Most anthology films can be pretty hit-and-miss affairs… but at least when you watch Paris, Je t’aime (2006), you can be sure that even the sucky segments will show you some interesting scenery! Apparently all the shorts, which are themed around different “arrondissements” of the eponymous capital, were shot under pretty tight restrictions (they only had a couple of days to shoot, and several of them were disrupted by wet weather and random Parisian passers-by), so I probably shouldn’t judge them too harshly… but some of the “misses” played like very bad sketches, with stupid, gimmicky set-ups, and irritating, twisty punchlines. Of the eighteen short films I would say that only five of them are worth watching a second time… and, weirdly, despite the presence of some top-name talent amongst the ensemble cast, most of the segments I preferred featured relatively unknown actresses!
My personal fave was the final segment, ‘14e Arrondissement’, starring Margo Martindale as a sweet, simple-minded (in the best possible sense) American tourist, narrating her solo vacation experience in stilted French, for the benefit of an unseen language class. It’s the most moving and human of all the films, gaining its power from the plain-speaking sincerity of its main character, as she naively expresses the thoughts and feelings that the city stirred in her… and Martindale gives a great performance, both visually and vocally. I didn’t recognise her at the time, but apparently she also played Nick’s mother in the ‘Chicago’ episode of New Girl! Top lady.

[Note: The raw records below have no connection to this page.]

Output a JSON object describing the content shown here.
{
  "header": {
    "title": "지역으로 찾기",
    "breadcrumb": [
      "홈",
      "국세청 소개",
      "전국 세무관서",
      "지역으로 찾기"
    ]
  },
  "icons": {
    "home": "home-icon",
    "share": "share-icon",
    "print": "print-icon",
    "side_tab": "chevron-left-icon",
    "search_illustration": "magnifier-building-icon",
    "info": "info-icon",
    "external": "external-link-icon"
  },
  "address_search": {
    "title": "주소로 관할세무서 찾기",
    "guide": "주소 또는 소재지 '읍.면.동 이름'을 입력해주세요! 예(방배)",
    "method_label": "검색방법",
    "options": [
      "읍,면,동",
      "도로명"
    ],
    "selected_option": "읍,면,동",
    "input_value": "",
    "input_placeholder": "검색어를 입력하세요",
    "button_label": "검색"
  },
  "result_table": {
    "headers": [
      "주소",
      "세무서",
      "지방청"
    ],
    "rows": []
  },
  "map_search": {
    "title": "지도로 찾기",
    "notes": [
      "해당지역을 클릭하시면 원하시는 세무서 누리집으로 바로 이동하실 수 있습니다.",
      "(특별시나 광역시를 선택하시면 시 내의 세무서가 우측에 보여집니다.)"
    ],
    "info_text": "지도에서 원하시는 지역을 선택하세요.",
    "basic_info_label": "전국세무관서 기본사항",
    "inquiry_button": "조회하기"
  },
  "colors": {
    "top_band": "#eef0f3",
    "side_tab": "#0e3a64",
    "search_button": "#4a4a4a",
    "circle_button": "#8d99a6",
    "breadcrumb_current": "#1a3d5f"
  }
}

Second fave would have to be Wes Craven’s skit about a British couple (played by Emily Mortimer and Rufus Sewell) getting into a row and breaking-up while visiting Père Lachaise Cemetery, only to be reunited by the ghost of Oscar Wilde! It’s a little silly, but quite sweet, and the actors have fun with it. Third fave would be ‘Loin du 16e’, starring Catalina Sandino Moreno as a young Spanish nanny, who has to leave her own child in day-care, before she makes the long journey to work for her wealthy employer. There isn’t much to it in terms of dialogue, but it’s quite an effecting piece, with a neat structure. Fourth fave would be Gurinder Chadha’s ‘Quais de Seine’, starring Leïla Bekhti as a young Muslim woman who’s taunted by some random a-holes in a park, before striking up a friendship with a more sensitive local lad. To me, it seemed more like the opening scene of a much longer story, rather than a complete piece in itself, but I like the way that Chadha was adapted her own recurring themes and interests to a new setting, language, and political climate. Fifth fave would have to be ‘Montmartre’, which starred director Bruno Podalydès as a man who picks up a fainting woman (Florence Muller), and lets her recover in the back of his car. It is, to my mind, the most “French” of all the films… although, as ever, I can’t really explain what I mean by that.